List every line in this data where the string "para" occurs.

=-=-=

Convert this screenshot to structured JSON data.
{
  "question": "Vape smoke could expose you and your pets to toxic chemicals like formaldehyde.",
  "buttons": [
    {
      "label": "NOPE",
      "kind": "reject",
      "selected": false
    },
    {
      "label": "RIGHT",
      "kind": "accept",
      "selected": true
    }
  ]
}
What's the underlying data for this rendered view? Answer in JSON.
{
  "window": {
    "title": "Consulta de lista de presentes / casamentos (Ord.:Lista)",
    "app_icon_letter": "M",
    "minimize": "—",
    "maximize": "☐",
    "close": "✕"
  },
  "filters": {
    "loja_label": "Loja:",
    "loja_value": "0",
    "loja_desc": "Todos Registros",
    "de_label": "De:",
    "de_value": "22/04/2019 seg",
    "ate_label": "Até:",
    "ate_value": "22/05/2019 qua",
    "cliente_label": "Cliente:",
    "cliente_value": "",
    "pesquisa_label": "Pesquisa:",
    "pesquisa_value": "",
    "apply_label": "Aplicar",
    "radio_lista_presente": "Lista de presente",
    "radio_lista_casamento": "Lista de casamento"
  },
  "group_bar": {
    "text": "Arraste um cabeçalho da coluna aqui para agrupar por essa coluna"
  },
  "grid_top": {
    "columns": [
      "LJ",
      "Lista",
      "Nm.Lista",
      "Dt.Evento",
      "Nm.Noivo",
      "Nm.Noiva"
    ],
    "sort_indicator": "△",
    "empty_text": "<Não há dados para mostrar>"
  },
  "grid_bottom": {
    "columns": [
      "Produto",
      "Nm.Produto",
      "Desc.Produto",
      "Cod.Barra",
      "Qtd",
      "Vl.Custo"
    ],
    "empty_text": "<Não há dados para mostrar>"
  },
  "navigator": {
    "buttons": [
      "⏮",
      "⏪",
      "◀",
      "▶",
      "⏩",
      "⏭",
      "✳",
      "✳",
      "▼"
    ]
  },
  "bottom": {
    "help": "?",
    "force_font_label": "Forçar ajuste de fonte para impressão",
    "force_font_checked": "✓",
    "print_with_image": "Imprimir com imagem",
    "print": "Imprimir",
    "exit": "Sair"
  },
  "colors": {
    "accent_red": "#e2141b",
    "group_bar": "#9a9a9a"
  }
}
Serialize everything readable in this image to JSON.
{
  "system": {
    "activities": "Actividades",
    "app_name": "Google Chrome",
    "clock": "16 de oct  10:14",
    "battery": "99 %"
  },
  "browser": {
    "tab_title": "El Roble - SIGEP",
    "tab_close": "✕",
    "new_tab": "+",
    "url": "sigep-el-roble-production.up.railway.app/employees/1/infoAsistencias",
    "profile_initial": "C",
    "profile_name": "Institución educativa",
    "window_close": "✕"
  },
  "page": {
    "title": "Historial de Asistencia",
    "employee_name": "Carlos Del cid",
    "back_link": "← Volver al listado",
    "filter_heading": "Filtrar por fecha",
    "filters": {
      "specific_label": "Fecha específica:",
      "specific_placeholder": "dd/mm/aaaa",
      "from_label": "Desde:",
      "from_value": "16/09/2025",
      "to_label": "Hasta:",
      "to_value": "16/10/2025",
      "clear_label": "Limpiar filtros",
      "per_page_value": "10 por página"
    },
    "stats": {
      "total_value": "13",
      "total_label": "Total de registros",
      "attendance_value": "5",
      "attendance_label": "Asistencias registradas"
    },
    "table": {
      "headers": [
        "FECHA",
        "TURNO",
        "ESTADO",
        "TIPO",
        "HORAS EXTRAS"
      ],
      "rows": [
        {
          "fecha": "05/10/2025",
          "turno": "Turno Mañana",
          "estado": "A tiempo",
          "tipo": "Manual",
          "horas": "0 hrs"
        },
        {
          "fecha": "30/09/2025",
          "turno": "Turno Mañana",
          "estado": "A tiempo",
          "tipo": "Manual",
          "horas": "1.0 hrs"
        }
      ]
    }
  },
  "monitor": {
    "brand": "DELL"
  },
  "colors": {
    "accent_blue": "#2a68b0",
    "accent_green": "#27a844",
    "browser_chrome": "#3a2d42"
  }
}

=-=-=

Solved exercise:
    "text": "Arraste um cabeçalho da coluna aqui para agrupar por essa coluna"
    "empty_text": "<Não há dados para mostrar>"
    "empty_text": "<Não há dados para mostrar>"
    "force_font_label": "Forçar ajuste de fonte para impressão",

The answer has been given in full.